▽
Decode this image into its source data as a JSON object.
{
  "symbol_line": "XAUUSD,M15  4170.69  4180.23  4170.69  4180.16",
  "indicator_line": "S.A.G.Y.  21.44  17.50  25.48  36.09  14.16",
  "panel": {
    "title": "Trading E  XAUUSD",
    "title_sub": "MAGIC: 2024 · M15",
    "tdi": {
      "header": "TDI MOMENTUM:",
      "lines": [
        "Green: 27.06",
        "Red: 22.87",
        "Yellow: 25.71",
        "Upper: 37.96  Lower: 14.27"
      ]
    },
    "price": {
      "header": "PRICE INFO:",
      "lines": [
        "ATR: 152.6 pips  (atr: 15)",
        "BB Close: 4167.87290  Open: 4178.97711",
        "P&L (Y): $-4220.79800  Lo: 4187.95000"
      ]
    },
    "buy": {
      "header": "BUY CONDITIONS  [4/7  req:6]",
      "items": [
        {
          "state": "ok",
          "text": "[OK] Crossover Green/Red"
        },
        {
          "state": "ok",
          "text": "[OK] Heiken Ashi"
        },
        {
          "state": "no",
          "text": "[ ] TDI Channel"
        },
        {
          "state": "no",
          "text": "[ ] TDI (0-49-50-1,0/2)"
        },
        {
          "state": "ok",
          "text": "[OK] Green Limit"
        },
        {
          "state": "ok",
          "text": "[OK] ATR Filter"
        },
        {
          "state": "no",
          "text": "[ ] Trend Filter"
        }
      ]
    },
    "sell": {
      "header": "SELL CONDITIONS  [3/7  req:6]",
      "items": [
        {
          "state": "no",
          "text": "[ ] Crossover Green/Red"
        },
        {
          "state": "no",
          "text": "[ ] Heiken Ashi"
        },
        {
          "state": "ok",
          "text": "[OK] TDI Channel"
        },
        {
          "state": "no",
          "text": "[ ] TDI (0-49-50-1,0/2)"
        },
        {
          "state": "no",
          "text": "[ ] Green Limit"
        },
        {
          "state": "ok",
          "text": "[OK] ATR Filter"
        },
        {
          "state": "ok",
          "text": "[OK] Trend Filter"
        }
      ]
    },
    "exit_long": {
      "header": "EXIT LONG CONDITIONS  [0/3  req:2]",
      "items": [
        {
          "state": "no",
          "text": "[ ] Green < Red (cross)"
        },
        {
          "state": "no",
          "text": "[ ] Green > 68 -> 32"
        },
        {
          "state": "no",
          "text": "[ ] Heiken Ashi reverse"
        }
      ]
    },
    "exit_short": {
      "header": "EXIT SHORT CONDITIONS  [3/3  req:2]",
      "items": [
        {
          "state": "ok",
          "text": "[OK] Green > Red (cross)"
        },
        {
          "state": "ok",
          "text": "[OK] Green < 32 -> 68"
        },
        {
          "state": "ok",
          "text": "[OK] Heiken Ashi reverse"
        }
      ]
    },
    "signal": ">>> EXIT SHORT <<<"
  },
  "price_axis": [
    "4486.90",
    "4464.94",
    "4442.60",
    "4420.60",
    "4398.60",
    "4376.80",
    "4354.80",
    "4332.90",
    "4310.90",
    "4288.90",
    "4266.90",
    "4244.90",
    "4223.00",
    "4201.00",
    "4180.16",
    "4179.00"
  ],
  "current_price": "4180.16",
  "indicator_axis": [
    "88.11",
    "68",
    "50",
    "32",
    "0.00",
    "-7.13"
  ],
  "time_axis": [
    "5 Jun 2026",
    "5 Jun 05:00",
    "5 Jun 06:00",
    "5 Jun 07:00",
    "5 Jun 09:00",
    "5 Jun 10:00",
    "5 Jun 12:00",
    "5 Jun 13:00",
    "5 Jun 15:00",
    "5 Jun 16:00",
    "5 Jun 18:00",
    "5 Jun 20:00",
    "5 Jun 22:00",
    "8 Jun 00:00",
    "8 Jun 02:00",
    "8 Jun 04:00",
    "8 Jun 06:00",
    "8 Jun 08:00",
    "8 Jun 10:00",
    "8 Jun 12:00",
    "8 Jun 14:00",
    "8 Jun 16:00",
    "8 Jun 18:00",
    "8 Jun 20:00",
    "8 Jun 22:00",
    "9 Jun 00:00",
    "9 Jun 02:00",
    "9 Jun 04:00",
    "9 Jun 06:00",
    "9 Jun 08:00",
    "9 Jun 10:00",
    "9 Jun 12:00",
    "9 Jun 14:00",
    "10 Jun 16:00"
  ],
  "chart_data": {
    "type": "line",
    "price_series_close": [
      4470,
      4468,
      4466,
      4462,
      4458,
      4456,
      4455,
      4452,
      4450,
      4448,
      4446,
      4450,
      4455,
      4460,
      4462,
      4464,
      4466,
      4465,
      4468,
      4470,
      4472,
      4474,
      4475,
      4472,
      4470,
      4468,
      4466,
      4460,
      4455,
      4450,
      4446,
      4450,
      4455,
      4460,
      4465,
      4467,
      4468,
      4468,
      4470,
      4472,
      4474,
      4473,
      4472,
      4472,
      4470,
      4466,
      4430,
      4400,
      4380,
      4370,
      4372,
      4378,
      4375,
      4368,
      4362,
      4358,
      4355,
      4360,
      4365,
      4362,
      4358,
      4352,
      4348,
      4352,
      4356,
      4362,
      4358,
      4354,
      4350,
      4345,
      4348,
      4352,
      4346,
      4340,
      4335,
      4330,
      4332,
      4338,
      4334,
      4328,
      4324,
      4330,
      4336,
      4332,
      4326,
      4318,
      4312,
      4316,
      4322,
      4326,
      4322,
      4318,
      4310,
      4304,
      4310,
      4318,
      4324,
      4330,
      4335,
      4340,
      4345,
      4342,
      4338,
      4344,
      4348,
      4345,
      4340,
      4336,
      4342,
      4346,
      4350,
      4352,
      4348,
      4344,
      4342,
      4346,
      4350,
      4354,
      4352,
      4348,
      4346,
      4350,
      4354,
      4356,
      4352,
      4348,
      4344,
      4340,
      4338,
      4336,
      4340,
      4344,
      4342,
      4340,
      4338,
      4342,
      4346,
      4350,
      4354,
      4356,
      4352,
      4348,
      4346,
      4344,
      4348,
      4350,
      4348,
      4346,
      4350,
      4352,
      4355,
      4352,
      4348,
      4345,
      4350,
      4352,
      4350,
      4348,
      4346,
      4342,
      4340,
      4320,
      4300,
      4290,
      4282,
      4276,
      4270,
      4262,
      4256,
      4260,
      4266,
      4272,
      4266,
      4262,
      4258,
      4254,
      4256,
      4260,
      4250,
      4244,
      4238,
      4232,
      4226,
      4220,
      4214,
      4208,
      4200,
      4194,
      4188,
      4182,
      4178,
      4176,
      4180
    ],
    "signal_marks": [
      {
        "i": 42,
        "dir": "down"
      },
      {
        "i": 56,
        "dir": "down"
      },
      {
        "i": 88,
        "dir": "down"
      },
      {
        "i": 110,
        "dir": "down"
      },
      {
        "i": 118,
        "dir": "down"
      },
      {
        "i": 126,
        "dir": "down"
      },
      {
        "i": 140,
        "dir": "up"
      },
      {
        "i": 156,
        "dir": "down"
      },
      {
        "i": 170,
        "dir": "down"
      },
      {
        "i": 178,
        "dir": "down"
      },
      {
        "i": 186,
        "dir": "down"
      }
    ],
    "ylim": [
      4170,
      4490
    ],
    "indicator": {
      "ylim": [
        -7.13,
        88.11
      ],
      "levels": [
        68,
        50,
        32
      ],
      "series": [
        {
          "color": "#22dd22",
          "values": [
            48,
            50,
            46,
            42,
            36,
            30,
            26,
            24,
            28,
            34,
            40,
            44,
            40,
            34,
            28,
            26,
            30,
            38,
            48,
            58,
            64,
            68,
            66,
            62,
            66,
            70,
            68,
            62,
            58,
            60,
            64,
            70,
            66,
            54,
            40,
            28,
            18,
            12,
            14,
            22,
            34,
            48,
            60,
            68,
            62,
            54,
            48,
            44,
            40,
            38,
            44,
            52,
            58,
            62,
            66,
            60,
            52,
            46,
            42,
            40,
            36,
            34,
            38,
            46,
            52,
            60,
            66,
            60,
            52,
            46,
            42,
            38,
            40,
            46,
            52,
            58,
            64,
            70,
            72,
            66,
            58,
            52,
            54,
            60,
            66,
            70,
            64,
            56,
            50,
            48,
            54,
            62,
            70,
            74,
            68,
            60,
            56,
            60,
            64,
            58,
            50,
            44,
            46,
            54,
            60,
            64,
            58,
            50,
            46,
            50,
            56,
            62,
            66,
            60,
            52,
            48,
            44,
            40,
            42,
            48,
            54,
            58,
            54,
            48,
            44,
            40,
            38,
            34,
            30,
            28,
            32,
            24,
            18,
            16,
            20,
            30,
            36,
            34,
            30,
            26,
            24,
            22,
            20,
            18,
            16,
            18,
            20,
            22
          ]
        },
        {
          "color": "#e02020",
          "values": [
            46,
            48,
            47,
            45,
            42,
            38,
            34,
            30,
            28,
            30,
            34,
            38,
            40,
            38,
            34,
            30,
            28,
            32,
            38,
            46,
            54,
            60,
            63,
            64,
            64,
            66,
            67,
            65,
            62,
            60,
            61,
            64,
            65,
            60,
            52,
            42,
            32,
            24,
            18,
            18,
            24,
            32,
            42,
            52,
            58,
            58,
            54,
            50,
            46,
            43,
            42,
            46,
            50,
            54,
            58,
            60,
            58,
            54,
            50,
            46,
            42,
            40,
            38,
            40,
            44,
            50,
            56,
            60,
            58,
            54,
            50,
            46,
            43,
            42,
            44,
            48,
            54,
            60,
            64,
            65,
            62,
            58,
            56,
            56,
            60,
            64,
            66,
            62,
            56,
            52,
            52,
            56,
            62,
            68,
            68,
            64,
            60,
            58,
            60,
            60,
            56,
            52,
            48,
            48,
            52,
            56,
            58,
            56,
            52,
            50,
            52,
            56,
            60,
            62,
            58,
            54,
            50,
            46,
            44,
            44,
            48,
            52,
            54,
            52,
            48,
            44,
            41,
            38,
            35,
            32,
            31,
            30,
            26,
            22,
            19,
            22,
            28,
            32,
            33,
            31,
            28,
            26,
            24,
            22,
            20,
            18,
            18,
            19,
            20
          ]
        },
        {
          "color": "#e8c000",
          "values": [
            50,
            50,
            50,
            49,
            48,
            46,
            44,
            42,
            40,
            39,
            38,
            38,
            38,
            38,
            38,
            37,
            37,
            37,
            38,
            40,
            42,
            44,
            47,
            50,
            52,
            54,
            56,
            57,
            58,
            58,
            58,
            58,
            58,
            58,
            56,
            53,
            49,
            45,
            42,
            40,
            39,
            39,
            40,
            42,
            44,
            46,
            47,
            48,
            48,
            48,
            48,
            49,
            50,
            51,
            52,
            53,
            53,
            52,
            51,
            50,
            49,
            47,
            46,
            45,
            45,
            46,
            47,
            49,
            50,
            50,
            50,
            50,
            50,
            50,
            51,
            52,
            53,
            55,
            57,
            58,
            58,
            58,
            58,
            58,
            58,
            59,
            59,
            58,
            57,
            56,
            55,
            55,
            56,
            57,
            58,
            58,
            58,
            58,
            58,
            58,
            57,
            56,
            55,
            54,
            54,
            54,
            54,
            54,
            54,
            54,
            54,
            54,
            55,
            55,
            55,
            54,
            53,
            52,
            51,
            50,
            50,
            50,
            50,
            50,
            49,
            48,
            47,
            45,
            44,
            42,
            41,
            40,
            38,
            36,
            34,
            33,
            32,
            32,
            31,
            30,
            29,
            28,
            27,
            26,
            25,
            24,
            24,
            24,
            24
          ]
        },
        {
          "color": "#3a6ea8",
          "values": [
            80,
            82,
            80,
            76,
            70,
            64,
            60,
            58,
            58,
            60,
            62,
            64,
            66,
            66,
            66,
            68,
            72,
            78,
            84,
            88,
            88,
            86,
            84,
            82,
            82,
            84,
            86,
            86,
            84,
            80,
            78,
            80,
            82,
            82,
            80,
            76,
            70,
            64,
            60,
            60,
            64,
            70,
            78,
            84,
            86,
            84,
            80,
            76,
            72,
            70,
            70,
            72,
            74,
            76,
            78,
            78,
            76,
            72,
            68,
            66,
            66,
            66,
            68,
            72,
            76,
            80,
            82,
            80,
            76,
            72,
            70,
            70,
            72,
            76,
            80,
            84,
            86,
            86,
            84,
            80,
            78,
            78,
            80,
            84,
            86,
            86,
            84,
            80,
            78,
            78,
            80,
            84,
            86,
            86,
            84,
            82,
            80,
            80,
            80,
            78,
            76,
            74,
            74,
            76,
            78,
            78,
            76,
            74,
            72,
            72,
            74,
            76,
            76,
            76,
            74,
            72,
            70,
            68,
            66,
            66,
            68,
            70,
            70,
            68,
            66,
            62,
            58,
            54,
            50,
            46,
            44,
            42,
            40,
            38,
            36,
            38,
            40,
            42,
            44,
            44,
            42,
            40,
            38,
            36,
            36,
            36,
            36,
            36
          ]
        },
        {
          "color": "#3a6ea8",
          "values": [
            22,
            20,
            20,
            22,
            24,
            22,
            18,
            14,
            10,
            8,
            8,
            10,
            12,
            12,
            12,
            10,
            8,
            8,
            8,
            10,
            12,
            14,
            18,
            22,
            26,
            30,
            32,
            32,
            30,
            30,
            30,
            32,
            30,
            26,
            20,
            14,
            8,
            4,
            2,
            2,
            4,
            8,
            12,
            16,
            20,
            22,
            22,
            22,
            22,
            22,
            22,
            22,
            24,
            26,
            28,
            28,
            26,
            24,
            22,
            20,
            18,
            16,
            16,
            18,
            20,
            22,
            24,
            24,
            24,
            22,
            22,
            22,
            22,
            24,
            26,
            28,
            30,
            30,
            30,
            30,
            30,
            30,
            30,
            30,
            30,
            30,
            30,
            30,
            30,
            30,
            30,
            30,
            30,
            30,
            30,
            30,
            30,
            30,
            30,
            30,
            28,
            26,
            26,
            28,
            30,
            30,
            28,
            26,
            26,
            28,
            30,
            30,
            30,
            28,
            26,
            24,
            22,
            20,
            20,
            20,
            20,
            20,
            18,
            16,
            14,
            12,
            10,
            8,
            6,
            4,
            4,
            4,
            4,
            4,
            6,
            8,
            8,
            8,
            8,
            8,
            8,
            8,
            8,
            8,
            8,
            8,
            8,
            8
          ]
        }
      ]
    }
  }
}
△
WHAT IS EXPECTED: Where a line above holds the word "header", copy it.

TASK SOLUTION:
      "header": "TDI MOMENTUM:",
      "header": "PRICE INFO:",
      "header": "BUY CONDITIONS  [4/7  req:6]",
      "header": "SELL CONDITIONS  [3/7  req:6]",
      "header": "EXIT LONG CONDITIONS  [0/3  req:2]",
      "header": "EXIT SHORT CONDITIONS  [3/3  req:2]",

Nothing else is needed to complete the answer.